(Exercise)
Across the entries below, how many lines have the word "title" in them? Respond with only the number.

——

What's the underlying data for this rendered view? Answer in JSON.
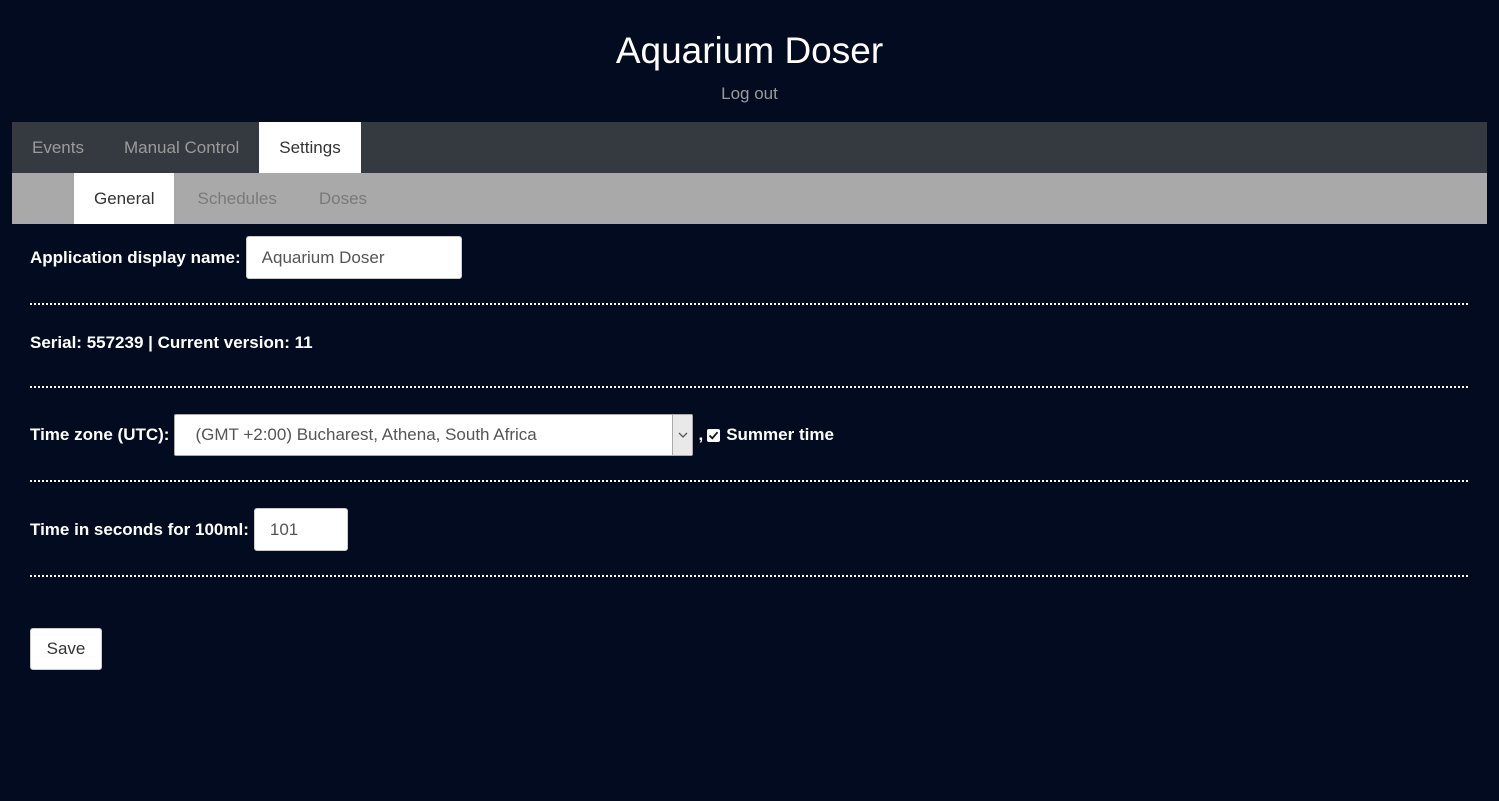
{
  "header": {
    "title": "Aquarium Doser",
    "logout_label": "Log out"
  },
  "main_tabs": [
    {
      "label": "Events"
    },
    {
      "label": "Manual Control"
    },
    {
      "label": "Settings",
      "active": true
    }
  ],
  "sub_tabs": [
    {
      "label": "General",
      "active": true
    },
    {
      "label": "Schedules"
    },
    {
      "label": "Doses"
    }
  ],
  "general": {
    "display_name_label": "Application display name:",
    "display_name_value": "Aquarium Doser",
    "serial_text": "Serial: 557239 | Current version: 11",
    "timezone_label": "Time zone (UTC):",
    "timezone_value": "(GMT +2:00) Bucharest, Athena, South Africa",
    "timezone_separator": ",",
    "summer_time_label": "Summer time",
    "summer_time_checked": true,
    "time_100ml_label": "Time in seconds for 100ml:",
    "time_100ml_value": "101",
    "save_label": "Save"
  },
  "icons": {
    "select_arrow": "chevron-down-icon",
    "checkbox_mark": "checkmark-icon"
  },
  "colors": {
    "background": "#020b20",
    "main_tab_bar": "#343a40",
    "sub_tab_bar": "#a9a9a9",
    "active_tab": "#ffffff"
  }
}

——

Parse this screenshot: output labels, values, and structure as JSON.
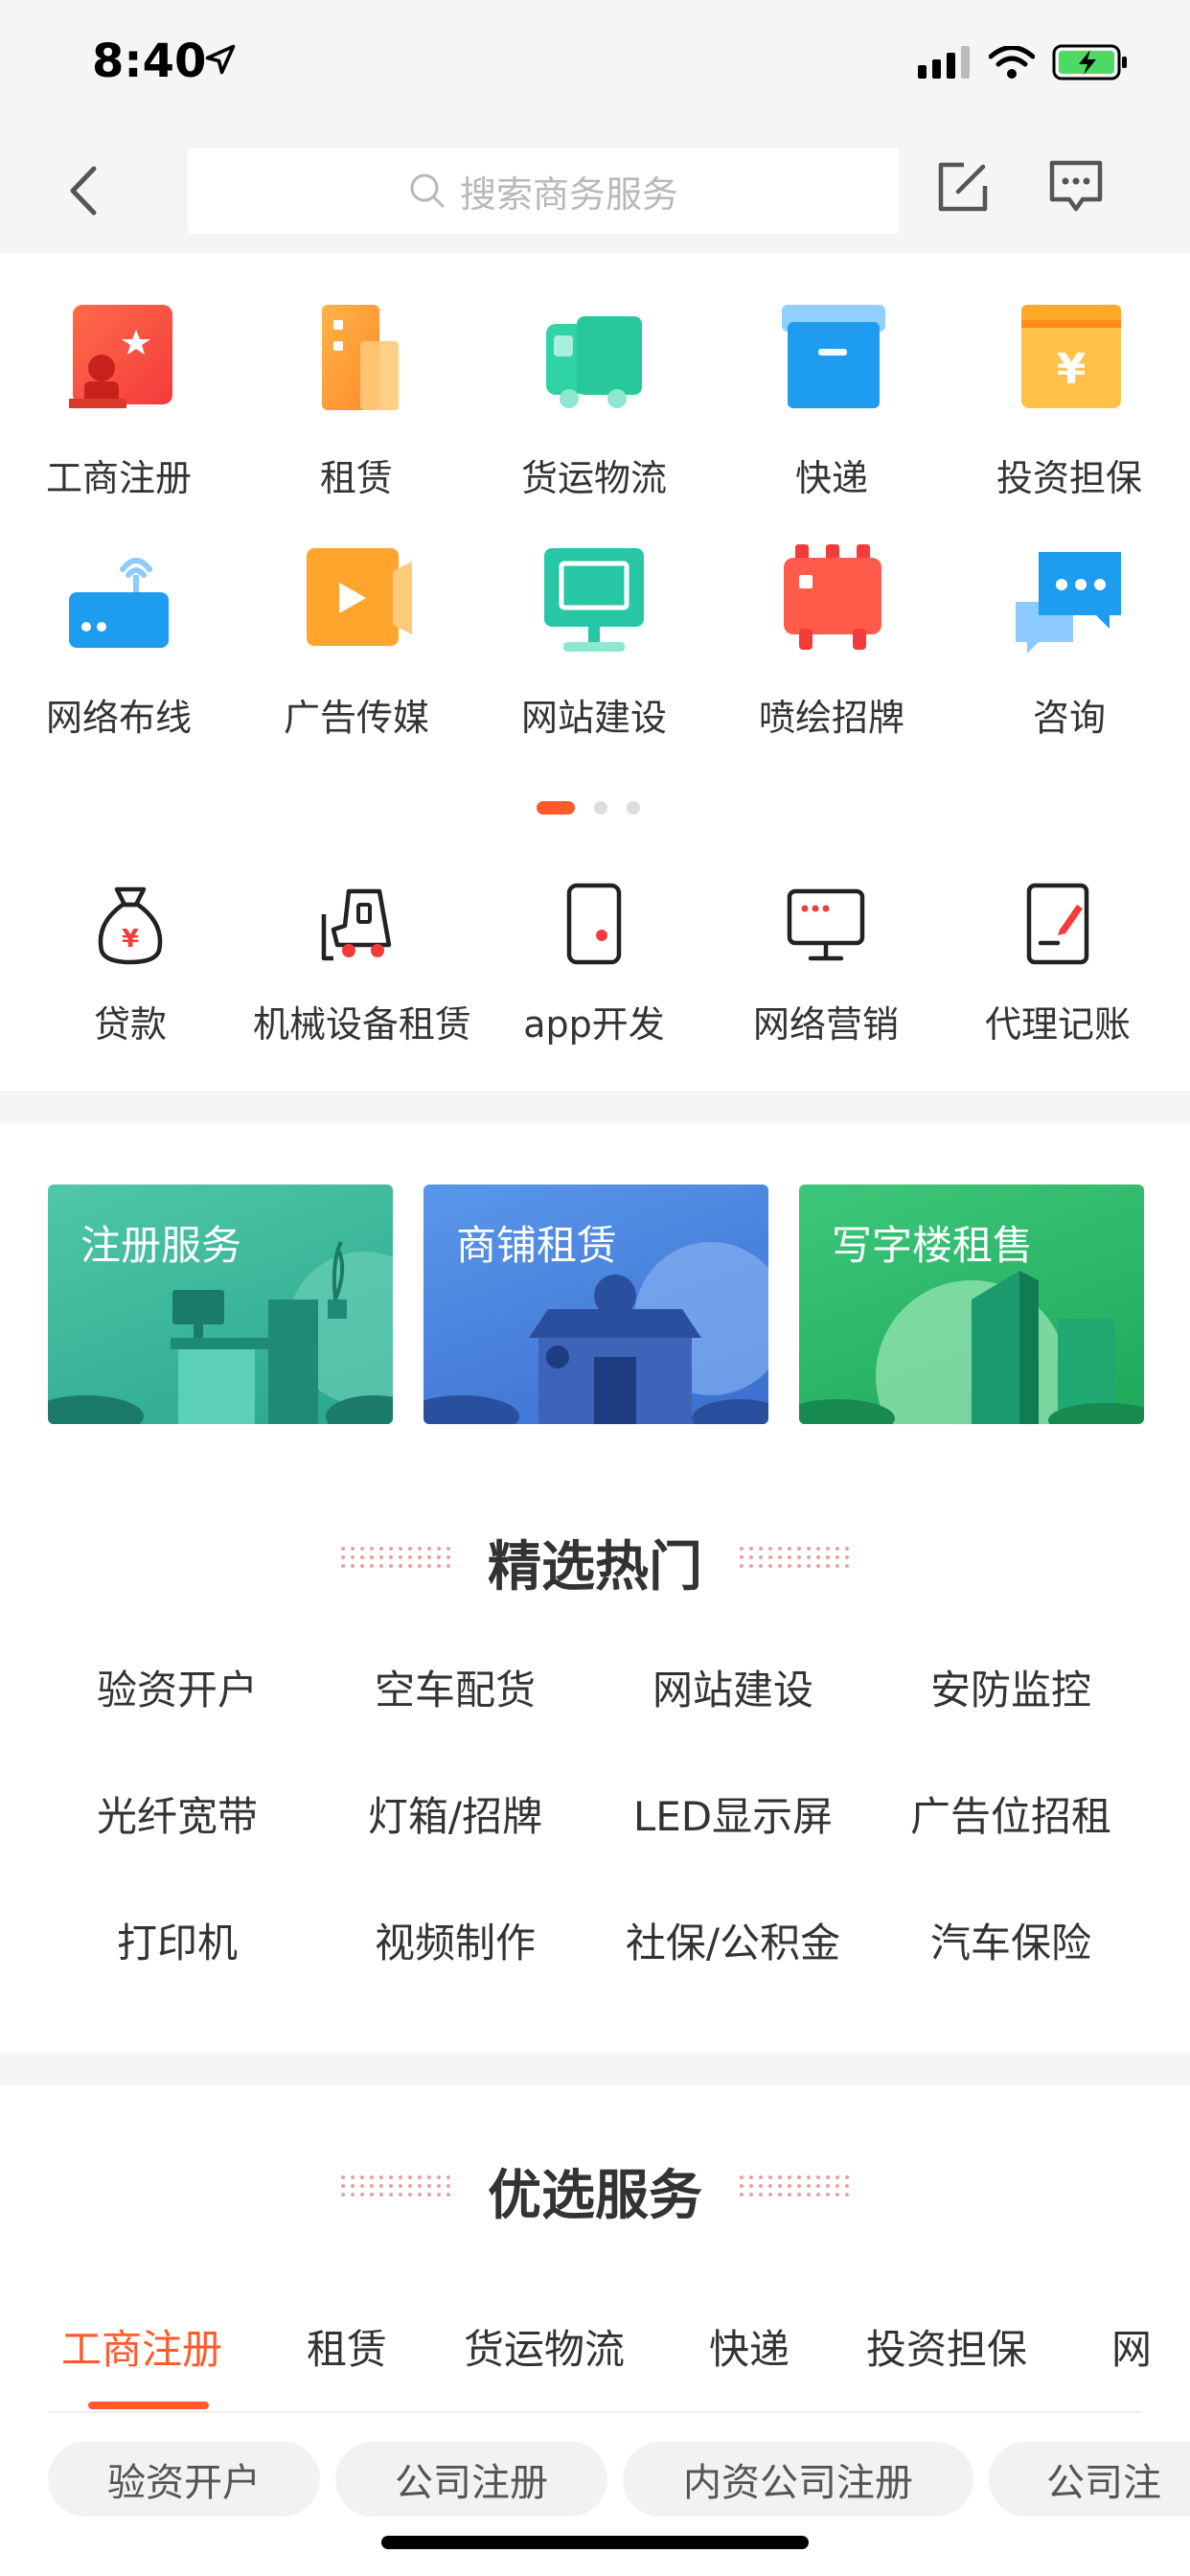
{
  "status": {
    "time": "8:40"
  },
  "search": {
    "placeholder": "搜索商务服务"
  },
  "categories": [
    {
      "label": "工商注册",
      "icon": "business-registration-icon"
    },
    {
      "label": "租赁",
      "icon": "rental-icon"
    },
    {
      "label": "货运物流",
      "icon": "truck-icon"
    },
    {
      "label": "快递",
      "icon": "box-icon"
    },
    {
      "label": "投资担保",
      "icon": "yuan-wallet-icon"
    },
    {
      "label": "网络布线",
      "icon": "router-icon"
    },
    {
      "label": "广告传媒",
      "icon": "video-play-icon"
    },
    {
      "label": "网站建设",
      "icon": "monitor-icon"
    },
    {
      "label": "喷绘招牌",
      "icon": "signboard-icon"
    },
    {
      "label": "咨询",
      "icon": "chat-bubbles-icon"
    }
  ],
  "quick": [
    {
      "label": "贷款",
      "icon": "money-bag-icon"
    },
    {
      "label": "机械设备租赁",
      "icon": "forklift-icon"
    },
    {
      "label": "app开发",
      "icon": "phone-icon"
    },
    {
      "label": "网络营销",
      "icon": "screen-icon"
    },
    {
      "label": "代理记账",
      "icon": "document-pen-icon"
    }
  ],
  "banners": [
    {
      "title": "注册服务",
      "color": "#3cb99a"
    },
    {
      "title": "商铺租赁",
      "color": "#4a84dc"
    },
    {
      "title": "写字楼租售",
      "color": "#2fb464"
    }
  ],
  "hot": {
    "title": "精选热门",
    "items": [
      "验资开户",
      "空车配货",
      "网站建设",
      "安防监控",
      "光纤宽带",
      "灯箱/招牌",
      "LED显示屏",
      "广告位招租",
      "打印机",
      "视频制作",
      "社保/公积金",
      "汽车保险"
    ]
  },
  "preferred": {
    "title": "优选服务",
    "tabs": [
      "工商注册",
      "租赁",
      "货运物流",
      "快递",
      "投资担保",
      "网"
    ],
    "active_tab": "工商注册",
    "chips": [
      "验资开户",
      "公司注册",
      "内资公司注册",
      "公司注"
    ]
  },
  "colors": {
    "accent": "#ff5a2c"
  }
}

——

(Reply)
6